As the Arctic slipped into the half-darkness of autumn last year, it seemed to enter the Twilight Zone. In the span of a few months, all manner of strange things happened.
The cap of sea ice covering the Arctic Ocean started to shrink when it should have been growing. Temperatures at the North Pole soared more than 20 °C above normal at times. And polar bears prowling the shorelines of Hudson Bay had a record number of run-ins with people while waiting for the water to freeze over.
It was a stark illustration of just how quickly climate change is reshaping the far north. And if last autumn was bizarre, it’s the summers that have really got scientists worried. As early as 2030, researchers say, the Arctic Ocean could lose essentially all of its ice during the warmest months of the year — a radical transformation that would upend Arctic ecosystems and disrupt many northern communities.
Atmospheric scientist Jennifer Francis has for five years propounded a widely discussed theory about the rapidly warming Arctic and global weather: Rising temperatures in the Arctic, closely intertwined with the loss of sea ice, are changing the shape of the jet stream and altering the weather of the Northern Hemisphere.

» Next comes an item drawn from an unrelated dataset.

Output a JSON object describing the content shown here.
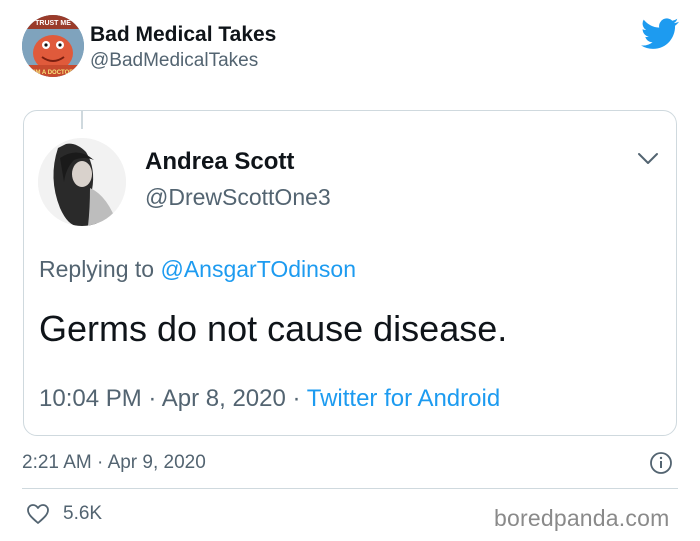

Some climate scientists and meteorologists have embraced her theory, while others have adopted a wait-and-see attitude. But this year’s freakishly warm Arctic weather is lending credence to her hypothesis that a lessening of the temperature difference between the Arctic and the mid-latitudes is causing the jet stream to wobble, allowing warm air to flood into the north polar regions and sending frigid air southward into parts of Asia. More profound changes are in store as the Arctic continues to warm, says Francis, a research professor at Rutgers University.